  1. Sklar, M., Fan, E., & Goligher, E. (2017). High-Frequency Oscillatory Ventilation in Adults With ARDS. Chest, 152(6), 1306-1317. doi:10.1016/j.chest.2017.06.025 
  1. Meyers, M., Rodrigues, N., & Ari, A. (2019). High-frequency oscillatory ventilation: A narrative review. Canadian Journal of Respiratory Therapy, 55, 40-46. doi:10.29390/cjrt-2019-004 
  1. Sud, S., Sud, M., Friedrich, J. et al. (2016). High-frequency oscillatory ventilation versus conventional ventilation for acute respiratory distress syndrome. Cochrane Database of Systematic Reviews. doi:10.1002/14651858.cd004085.pub4 
  1. Keszler, M., & Durand, D. (2001). Neonatal High-Frequency Ventilation. Clinics in Perinatology, 28(3), 579-607. doi:10.1016/s0095-5108(05)70108-1 
  1. Bouchut, J., Godard, J., Claris, O., & Weiskopf, R. (2004). High-frequency Oscillatory Ventilation. Anesthesiology, 100(4), 1007-1012. doi:10.1097/00000542-200404000-00035 
  1. Briggs, S., Goettler, C., Schenarts, P. et al. (2009). High-Frequency Oscillatory Ventilation as a Rescue Therapy for Adult Trauma Patients. American Journal of Critical Care, 18(2), 144-148. doi:10.4037/ajcc2009303 
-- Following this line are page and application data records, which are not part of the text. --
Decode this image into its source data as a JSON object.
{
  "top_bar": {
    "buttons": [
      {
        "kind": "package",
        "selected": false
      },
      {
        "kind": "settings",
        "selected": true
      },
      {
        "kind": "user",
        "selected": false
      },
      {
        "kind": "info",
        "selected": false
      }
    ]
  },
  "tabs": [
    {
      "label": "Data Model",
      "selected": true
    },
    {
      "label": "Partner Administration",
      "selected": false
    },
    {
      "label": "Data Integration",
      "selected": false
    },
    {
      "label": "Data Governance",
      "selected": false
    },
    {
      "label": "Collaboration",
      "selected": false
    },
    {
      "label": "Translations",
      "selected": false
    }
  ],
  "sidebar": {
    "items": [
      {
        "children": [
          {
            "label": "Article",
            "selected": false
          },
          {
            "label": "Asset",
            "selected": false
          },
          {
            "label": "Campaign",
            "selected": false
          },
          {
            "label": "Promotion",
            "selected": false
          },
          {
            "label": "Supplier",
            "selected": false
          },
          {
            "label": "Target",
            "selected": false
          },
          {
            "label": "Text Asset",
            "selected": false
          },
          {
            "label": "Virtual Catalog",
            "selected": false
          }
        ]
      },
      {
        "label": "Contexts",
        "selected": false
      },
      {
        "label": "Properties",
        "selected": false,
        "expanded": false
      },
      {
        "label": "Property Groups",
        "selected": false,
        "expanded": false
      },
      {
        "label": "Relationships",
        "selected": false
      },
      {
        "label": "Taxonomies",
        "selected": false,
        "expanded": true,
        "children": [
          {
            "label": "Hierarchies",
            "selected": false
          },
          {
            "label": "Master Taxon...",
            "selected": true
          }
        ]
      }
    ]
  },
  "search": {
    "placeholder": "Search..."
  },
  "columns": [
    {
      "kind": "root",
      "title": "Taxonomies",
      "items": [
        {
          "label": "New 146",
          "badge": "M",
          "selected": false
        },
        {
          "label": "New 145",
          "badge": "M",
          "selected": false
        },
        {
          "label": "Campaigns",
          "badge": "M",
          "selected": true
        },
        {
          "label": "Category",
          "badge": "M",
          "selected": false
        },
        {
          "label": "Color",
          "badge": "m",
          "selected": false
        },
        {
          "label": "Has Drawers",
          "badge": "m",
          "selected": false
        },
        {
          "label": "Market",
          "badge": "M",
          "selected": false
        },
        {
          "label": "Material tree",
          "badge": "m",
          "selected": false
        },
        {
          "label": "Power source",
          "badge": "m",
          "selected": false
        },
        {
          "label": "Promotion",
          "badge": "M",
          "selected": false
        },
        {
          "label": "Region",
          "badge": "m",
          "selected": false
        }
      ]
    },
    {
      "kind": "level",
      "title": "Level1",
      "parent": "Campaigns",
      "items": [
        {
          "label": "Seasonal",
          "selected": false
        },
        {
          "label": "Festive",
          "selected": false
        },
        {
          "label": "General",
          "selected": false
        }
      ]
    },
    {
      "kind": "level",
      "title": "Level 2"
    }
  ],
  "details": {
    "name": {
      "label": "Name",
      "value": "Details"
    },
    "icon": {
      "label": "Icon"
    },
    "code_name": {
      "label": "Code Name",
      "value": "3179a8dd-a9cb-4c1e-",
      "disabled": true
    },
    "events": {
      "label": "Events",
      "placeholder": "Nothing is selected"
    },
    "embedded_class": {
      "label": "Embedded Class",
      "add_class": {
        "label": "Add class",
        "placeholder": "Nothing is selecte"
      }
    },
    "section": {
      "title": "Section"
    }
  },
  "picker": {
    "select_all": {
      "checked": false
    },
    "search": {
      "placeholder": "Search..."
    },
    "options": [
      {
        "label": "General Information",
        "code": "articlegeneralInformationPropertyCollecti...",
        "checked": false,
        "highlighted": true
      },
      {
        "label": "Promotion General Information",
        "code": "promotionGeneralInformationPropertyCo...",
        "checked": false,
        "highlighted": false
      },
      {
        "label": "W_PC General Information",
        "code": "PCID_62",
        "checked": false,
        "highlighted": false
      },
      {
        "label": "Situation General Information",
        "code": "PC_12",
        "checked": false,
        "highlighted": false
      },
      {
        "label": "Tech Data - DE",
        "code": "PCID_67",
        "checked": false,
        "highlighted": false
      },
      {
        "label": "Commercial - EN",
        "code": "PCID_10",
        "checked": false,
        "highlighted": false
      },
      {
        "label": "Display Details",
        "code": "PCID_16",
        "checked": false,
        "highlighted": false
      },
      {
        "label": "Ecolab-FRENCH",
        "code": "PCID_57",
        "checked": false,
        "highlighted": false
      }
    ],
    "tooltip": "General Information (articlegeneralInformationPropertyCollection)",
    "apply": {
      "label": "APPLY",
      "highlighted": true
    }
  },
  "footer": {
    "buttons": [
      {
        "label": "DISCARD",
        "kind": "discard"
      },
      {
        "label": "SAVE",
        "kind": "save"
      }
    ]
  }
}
  1. Imai, Y., & Slutsky, A. (2005). High-frequency oscillatory ventilation and ventilator-induced lung injury. Critical Care Medicine, 33, 129-134. doi:10.1097/01.ccm.0000156793.05936.81